Here, the jury was instructed as follows:
in this case the defendant is charged with the crime of resisting and obstructing a police officer who was performing her duties. To prove this charge the prosecutor must prove each of the following two elements beyond a reasonable doubt: First, that the defendant resisted or obstructed or opposed a police officer for Emmett Township; to wit, Deb Novar. Obstruct includes the use or threatened use of physical interference or force or a knowing failure to comply with a lawful command. The defendant must have actually resisted by what he said or did, but physical violence is not necessary.
Second, that the defendant knew or had reason to know that the person the defendant resisted, obstructed, and/or opposed was a police officer performing her duties at the time.
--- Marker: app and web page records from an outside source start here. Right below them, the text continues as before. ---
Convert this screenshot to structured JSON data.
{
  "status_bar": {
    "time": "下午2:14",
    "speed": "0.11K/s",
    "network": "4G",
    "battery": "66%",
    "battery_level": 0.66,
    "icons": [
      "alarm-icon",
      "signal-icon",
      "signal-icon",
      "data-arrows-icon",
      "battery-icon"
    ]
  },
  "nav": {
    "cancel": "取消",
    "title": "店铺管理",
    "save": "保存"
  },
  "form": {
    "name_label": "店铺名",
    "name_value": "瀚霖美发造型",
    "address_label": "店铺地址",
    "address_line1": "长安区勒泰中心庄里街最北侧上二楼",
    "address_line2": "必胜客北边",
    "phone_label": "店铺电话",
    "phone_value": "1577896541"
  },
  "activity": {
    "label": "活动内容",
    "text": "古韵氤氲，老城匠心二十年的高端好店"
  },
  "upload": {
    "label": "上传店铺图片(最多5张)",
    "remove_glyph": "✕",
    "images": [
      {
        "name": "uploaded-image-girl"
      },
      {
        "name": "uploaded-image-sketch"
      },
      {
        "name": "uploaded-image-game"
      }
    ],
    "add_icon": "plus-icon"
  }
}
These instructions were consistent with the law at the time of the trial, before Moreno was decided. See Corr, 287 Mich.App at 503. However, after Moreno, consistent with the common-law rule, the “prosecution must establish that the officers' actions were lawful” as an element of resisting and obstructing a police officer under MCL 750.81d. Moreno, 491 Mich. at 51–52. “[T]he long-recognized principle in Michigan caselaw [is] that questions of law in criminal cases are for the trial judge to decide, whereas questions of fact are for the jury.” People v. Jones, 301 Mich.App 566, 573; 837 NW2d 7 (2013). However, “the lawfulness of an arrest is a question of law to be decided by the trial court unless the lawfulness of the arrest is an element of a criminal offense in which case it becomes a question of fact for the jury.” Id. at 574, citing Dalton, 155 Mich.App at 598.
As discussed, the lawfulness of Novar's actions is an element of the charged crime and therefore a question of fact for the jury. The jury was not instructed that it should determine whether Novar's actions were lawful or how to do so. Because the jury was not instructed as to all three elements of the offense of resisting and obstructing a police officer according to Moreno, and defendant has the right to a properly instructed jury, Mills, 450 Mich. at 80–81, we remand for a new trial.
Because we agree with defendant that the jury was not properly instructed, and thus, reversal is required, it is unnecessary for this Court to consider the alternative grounds for a new trial presented by defendant.
Reversed and remanded for a new trial. We do not retain jurisdiction.
1. This Court considered the retroactive application of Moreno in City of Westland v. Kodlowski, 298 Mich.App 647, 653; 828 NW2d 67 (2012), but our Supreme Court vacated that portion of the opinion because probable cause existed to effectuate the defendant's arrest (facts the defendant admitted); the retroactive effect of the new rule in Moreno was not before this Court in Kodlowski. –––– Mich. –––––; 837 NW2d 285 (2013).
2. In our view, whether reasonable suspicion existed turns on whether Novar believed defendant lived at the apartment complex. The evidence presented at trial regarding this issue was not undisputed. Although Novar testified that, on the landing, both defendant and Brian said they did not live at the apartment complex, defendant testified that he had no such encounter with Novar on the landing, and that instead, he was already inside the apartment when she entered the building.